Sydell Weiner, PhD

Michael B

It was August of 2020, the sixth month of the pandemic. I was kept away from my grandchildren and social distanced from my kids. Every activity that gave my life meaning had been taken away.

I was lonely. It was 4 years since my husband died, and I no longer had the distractions to keep me from wallowing in my grief. So, one morning, feeling particularly brave, I went on

After several clicks and a few conversations, I got a message from a man named Michael. We set up a date at an outdoor restaurant. It was only a mile away, but to me it felt like a journey to the other side of heartbreak.

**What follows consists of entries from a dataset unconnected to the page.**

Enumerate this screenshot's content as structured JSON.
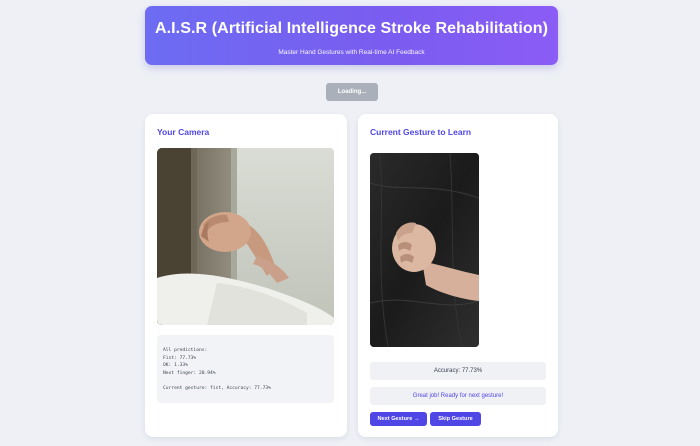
{
  "header": {
    "title": "A.I.S.R (Artificial Intelligence Stroke Rehabilitation)",
    "subtitle": "Master Hand Gestures with Real-time AI Feedback"
  },
  "status": {
    "loading_label": "Loading..."
  },
  "camera_panel": {
    "title": "Your Camera",
    "image": "webcam-feed-fist-gesture",
    "predictions_heading": "All predictions:",
    "predictions": [
      "Fist: 77.73%",
      "OK: 1.33%",
      "Next finger: 20.94%"
    ],
    "current_gesture_line": "Current gesture: fist, Accuracy: 77.73%"
  },
  "gesture_panel": {
    "title": "Current Gesture to Learn",
    "image": "reference-fist-gesture",
    "accuracy_text": "Accuracy: 77.73%",
    "feedback_text": "Great job! Ready for next gesture!",
    "next_button": "Next Gesture →",
    "skip_button": "Skip Gesture"
  },
  "colors": {
    "accent": "#4f46e5",
    "header_gradient_start": "#6d6cf3",
    "header_gradient_end": "#8b5cf6",
    "background": "#eef0f6",
    "loading_button": "#a9b0ba"
  }
}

I parked my car, flipped down the visor mirror, and made peace with the older version of myself. Deep breath and then I grabbed my phone.

“I just parked,” I texted.
“I’m here,” he wrote back.
Oh good, I wasn’t the 1st to arrive.
“I’m wearing black, with a black and white scarf,” I wrote.
“I’m naked,” he shot back.
“It Figures,” I retorted, enjoying the banter.

So, with studied confidence, I walked towards the restaurant. And then I saw him. A handsome man with a full head of thick silver hair. He waved, so I joined him at the outdoor table and removed my mask. “Hi, I’m Sydell.” He smiled. “I’m Michael. You look just like your picture, very pretty.” I started to relax.

We talked about our careers. He was interested when I told him I was a Theatre Professor. “Who’s your favorite playwright?” he asked. “Ibsen,” I replied without hesitation. “I read an Ibsen play in college. A woman named Mrs. Alving, with syphilis. Sound familiar?” “Of course,” I answered. But for the life of me I could not remember the name of the play.

He was in the restaurant business and let me in on the best place for eggplant parmigian. “I love eggplant,” I gushed. “Oh good. I’ll have to take you there.” A bottle of wine later, he returned me to my car. I drove to the ticket booth and got out my wallet to pay. The attendant grinned. “The gentleman behind you already paid.” WOW…Nice touch, Michael!

The next day I searched like mad for the name of that Ibsen play. Ghosts, of course! Oh well, I thought, good excuse for a text.

“I remembered the name of that Ibsen play,” I texted, “it’s been bugging me.” He answered immediately.

“I’m getting under your skin. That’s a good sign for a new relationship! Still want to go for that eggplant parmigiana?”

On our 2nd date he brought eggplant parmigiana to my backyard. He was charming and funny. His eyes lit up when he spoke and when he smiled his face seemed to glow. I fell immediately under his spell.

As the days and weeks passed, we became inseparable. We threw Yiddish expression at each other, sang songs from old Broadway shows, lit candles every night, and danced down the aisle of the neighborhood Ralphs. We had the vacation of a lifetime in Zihuantanejo, with dinner under the stars 3 feet from the edge of the ocean. And we held hands. We held hands at night, and we held hands the day that we got the diagnosis—esophageal cancer.

Caring for Michael became my mission in life—and I embraced it. When he was hurting, I held him close and gave him love. And he returned that love– in spades when he was healthy, but even when he was too sick to speak.

We all want things to last forever, but at my age, you realize that nothing really does. And that’s O.K.
I had almost 2 years with this delicious, exuberant, man. How could I ever be sorry for that?

Rest well, Michael, and thank you for coming into my life.

Sydell Weiner, July 2022